WCU Author/Contributor (non-WCU co-authors, if there are any, appear on document)
Brittany Tyson Garrett (Creator)
Institution
Western Carolina University (WCU )
Web Site: http://www.wcu.edu/404.asp
Advisor
Beth Huber

Abstract: Throughout the 1980s, President Reagan’s administration waged an undeclared war on feminism by defeating the Equal Rights Amendment and employing both the Department of Education and U.S. Supreme Court as weapons against working and single mothers. Despite the right wing’s successes, feminism survived through radical artists such as Karen Finley and Barbara Kruger. The 1980s were also a decade plagued by youth alienation as MTV entered cultural consciousness and materialistic adolescents immersed in popular culture were distanced from their former hippie parents. On the other end of the spectrum, adolescents that self-identified as outcasts moved further into alternative scenes and raged against oppressive Reagan politics with “hardcore” punk. A scene that has historically championed the underdog and resisted sexism grew aggressive and unwelcoming to many women, inspiring them to create their own safe spaces.
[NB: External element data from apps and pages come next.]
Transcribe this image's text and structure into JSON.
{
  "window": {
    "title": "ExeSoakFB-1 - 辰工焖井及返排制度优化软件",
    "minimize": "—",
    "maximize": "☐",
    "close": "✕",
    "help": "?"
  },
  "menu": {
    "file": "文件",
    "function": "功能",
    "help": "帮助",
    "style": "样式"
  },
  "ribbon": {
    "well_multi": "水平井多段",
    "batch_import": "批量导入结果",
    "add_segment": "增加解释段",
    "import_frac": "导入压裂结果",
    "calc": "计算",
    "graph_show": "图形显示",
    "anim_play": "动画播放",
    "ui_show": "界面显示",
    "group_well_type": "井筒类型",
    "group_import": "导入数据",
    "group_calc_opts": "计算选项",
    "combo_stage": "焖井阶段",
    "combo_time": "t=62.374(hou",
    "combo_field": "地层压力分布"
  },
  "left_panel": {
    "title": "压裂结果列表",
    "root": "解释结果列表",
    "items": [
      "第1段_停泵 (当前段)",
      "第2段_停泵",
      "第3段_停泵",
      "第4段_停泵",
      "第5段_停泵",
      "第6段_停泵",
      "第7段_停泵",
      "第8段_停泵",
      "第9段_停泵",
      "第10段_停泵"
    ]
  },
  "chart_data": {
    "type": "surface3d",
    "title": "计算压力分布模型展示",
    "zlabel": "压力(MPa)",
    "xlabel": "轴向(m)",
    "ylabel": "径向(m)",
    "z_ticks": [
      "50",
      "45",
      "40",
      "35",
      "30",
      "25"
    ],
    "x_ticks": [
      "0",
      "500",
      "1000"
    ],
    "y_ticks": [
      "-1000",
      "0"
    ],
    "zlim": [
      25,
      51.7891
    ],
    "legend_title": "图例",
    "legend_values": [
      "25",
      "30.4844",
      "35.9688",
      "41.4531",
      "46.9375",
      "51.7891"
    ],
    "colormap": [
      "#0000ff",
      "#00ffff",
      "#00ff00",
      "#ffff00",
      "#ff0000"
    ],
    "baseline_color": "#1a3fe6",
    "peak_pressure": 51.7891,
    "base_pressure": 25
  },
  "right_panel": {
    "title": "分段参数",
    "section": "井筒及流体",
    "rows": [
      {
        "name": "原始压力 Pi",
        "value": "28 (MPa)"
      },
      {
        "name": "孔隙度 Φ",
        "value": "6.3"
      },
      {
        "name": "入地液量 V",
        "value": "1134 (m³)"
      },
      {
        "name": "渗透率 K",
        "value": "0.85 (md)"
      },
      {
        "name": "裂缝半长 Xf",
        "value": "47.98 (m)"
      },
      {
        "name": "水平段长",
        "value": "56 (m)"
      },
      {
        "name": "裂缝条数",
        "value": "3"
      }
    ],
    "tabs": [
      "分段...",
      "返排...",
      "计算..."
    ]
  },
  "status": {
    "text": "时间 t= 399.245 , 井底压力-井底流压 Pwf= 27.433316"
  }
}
Riot Grrrl is an influential and radical feminist movement that began circa 1991 in response to women’s oppression by Reagan politics and absence in the masculine punk scene. Riot Grrrl-associated bands, including Bikini Kill and Bratmobile, and prominent grrrls such as Kathleen Hanna appealed to their young female audience’s needs and emotions with the purpose of persuading them to create their own texts (namely music and zines). Throughout the early 1990s, the mainstream media misrepresented and condescended Riot Grrrl as it saw the young feminist movement as both a threat and potential source of economic gain. Despite the negative portrayals, riot grrrls sought the creation of a positive feminist mythology. Grrrls urged each other to define Riot Grrrl for themselves, to “write the body” in the words of Hélène Cixous. Riot Grrrl adopted punk’s “Do It Yourself” ethos to utilize the theories of Mikhail Bakhtin and Jacques Derrida and become an empowering and heteroglossic movement with the goal of deconstructing patriarchal society.

Additional Information

Publication
Thesis
Language: English
Date: 2011
Keywords
Bikini Kill, Feminist, Kathleen Hanna, Punk, Radical, Riot Grrrl
Subjects
Riot grrrl movement